Brief. The entries follow. Print each one exactly.
#####
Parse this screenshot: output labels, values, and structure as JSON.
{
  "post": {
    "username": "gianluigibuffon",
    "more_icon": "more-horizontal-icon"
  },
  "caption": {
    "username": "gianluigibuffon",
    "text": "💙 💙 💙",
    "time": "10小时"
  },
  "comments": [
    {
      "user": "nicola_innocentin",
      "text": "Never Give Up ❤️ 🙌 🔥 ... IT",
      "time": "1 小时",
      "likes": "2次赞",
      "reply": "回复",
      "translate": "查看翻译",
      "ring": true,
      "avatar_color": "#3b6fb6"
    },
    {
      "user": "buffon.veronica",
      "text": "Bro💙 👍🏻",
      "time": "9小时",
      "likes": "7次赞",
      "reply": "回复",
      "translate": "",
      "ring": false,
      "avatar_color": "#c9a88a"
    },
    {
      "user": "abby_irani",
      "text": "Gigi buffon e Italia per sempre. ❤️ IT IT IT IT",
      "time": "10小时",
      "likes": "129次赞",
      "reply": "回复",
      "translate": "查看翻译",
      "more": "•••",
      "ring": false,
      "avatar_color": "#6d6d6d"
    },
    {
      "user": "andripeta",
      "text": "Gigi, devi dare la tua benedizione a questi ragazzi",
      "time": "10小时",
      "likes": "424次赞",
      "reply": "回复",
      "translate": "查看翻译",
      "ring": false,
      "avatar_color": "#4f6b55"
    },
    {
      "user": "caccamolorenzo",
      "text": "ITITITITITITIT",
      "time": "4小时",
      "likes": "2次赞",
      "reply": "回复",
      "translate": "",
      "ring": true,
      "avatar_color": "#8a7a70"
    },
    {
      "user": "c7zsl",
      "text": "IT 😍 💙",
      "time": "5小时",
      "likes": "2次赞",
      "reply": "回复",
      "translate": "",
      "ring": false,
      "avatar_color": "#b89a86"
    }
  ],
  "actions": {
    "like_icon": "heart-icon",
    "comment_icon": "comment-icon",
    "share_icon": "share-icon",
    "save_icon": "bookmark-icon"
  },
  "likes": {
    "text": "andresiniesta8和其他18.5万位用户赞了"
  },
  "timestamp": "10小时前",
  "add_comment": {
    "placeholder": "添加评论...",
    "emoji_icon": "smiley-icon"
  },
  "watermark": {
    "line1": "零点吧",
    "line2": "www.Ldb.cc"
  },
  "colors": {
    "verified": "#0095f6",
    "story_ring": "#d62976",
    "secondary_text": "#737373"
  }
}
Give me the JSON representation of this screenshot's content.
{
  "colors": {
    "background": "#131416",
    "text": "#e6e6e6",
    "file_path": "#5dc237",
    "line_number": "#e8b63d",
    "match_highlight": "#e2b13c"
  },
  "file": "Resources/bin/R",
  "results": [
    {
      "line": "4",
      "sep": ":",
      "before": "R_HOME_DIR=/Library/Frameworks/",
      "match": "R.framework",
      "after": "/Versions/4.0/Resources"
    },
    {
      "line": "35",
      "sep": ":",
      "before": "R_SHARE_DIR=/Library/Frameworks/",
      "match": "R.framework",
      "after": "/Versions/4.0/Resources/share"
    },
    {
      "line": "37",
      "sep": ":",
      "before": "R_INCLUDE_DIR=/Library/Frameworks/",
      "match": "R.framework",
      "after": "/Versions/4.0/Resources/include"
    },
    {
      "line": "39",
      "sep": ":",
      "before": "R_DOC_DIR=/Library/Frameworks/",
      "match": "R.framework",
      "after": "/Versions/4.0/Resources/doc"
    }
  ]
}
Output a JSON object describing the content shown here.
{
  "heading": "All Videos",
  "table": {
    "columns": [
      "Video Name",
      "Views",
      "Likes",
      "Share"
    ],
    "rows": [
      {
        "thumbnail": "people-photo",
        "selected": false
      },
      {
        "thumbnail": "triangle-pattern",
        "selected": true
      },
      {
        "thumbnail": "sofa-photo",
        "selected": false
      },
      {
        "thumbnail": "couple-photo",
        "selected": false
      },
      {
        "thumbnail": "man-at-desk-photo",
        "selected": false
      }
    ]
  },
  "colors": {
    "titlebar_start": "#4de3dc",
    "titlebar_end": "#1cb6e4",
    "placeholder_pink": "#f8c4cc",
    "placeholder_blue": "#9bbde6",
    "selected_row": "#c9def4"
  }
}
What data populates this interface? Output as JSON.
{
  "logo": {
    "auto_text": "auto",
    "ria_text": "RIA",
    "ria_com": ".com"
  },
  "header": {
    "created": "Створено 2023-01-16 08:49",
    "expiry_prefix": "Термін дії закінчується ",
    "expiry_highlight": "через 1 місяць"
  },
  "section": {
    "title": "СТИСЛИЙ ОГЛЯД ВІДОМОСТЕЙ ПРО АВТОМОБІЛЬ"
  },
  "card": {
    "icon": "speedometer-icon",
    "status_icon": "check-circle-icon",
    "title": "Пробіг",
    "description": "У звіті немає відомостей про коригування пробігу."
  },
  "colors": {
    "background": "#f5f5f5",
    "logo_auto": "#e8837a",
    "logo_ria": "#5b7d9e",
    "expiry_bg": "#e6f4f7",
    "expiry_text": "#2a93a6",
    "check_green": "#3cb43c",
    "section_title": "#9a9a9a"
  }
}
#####
Output for this task.
Parse this screenshot: output labels, values, and structure as JSON.
{
  "post": {
    "username": "gianluigibuffon",
    "more_icon": "more-horizontal-icon"
  },
  "caption": {
    "username": "gianluigibuffon",
    "text": "💙 💙 💙",
    "time": "10小时"
  },
  "comments": [
    {
      "user": "nicola_innocentin",
      "text": "Never Give Up ❤️ 🙌 🔥 ... IT",
      "time": "1 小时",
      "likes": "2次赞",
      "reply": "回复",
      "translate": "查看翻译",
      "ring": true,
      "avatar_color": "#3b6fb6"
    },
    {
      "user": "buffon.veronica",
      "text": "Bro💙 👍🏻",
      "time": "9小时",
      "likes": "7次赞",
      "reply": "回复",
      "translate": "",
      "ring": false,
      "avatar_color": "#c9a88a"
    },
    {
      "user": "abby_irani",
      "text": "Gigi buffon e Italia per sempre. ❤️ IT IT IT IT",
      "time": "10小时",
      "likes": "129次赞",
      "reply": "回复",
      "translate": "查看翻译",
      "more": "•••",
      "ring": false,
      "avatar_color": "#6d6d6d"
    },
    {
      "user": "andripeta",
      "text": "Gigi, devi dare la tua benedizione a questi ragazzi",
      "time": "10小时",
      "likes": "424次赞",
      "reply": "回复",
      "translate": "查看翻译",
      "ring": false,
      "avatar_color": "#4f6b55"
    },
    {
      "user": "caccamolorenzo",
      "text": "ITITITITITITIT",
      "time": "4小时",
      "likes": "2次赞",
      "reply": "回复",
      "translate": "",
      "ring": true,
      "avatar_color": "#8a7a70"
    },
    {
      "user": "c7zsl",
      "text": "IT 😍 💙",
      "time": "5小时",
      "likes": "2次赞",
      "reply": "回复",
      "translate": "",
      "ring": false,
      "avatar_color": "#b89a86"
    }
  ],
  "actions": {
    "like_icon": "heart-icon",
    "comment_icon": "comment-icon",
    "share_icon": "share-icon",
    "save_icon": "bookmark-icon"
  },
  "likes": {
    "text": "andresiniesta8和其他18.5万位用户赞了"
  },
  "timestamp": "10小时前",
  "add_comment": {
    "placeholder": "添加评论...",
    "emoji_icon": "smiley-icon"
  },
  "watermark": {
    "line1": "零点吧",
    "line2": "www.Ldb.cc"
  },
  "colors": {
    "verified": "#0095f6",
    "story_ring": "#d62976",
    "secondary_text": "#737373"
  }
}
Give me the JSON representation of this screenshot's content.
{
  "colors": {
    "background": "#131416",
    "text": "#e6e6e6",
    "file_path": "#5dc237",
    "line_number": "#e8b63d",
    "match_highlight": "#e2b13c"
  },
  "file": "Resources/bin/R",
  "results": [
    {
      "line": "4",
      "sep": ":",
      "before": "R_HOME_DIR=/Library/Frameworks/",
      "match": "R.framework",
      "after": "/Versions/4.0/Resources"
    },
    {
      "line": "35",
      "sep": ":",
      "before": "R_SHARE_DIR=/Library/Frameworks/",
      "match": "R.framework",
      "after": "/Versions/4.0/Resources/share"
    },
    {
      "line": "37",
      "sep": ":",
      "before": "R_INCLUDE_DIR=/Library/Frameworks/",
      "match": "R.framework",
      "after": "/Versions/4.0/Resources/include"
    },
    {
      "line": "39",
      "sep": ":",
      "before": "R_DOC_DIR=/Library/Frameworks/",
      "match": "R.framework",
      "after": "/Versions/4.0/Resources/doc"
    }
  ]
}
Output a JSON object describing the content shown here.
{
  "heading": "All Videos",
  "table": {
    "columns": [
      "Video Name",
      "Views",
      "Likes",
      "Share"
    ],
    "rows": [
      {
        "thumbnail": "people-photo",
        "selected": false
      },
      {
        "thumbnail": "triangle-pattern",
        "selected": true
      },
      {
        "thumbnail": "sofa-photo",
        "selected": false
      },
      {
        "thumbnail": "couple-photo",
        "selected": false
      },
      {
        "thumbnail": "man-at-desk-photo",
        "selected": false
      }
    ]
  },
  "colors": {
    "titlebar_start": "#4de3dc",
    "titlebar_end": "#1cb6e4",
    "placeholder_pink": "#f8c4cc",
    "placeholder_blue": "#9bbde6",
    "selected_row": "#c9def4"
  }
}
What data populates this interface? Output as JSON.
{
  "logo": {
    "auto_text": "auto",
    "ria_text": "RIA",
    "ria_com": ".com"
  },
  "header": {
    "created": "Створено 2023-01-16 08:49",
    "expiry_prefix": "Термін дії закінчується ",
    "expiry_highlight": "через 1 місяць"
  },
  "section": {
    "title": "СТИСЛИЙ ОГЛЯД ВІДОМОСТЕЙ ПРО АВТОМОБІЛЬ"
  },
  "card": {
    "icon": "speedometer-icon",
    "status_icon": "check-circle-icon",
    "title": "Пробіг",
    "description": "У звіті немає відомостей про коригування пробігу."
  },
  "colors": {
    "background": "#f5f5f5",
    "logo_auto": "#e8837a",
    "logo_ria": "#5b7d9e",
    "expiry_bg": "#e6f4f7",
    "expiry_text": "#2a93a6",
    "check_green": "#3cb43c",
    "section_title": "#9a9a9a"
  }
}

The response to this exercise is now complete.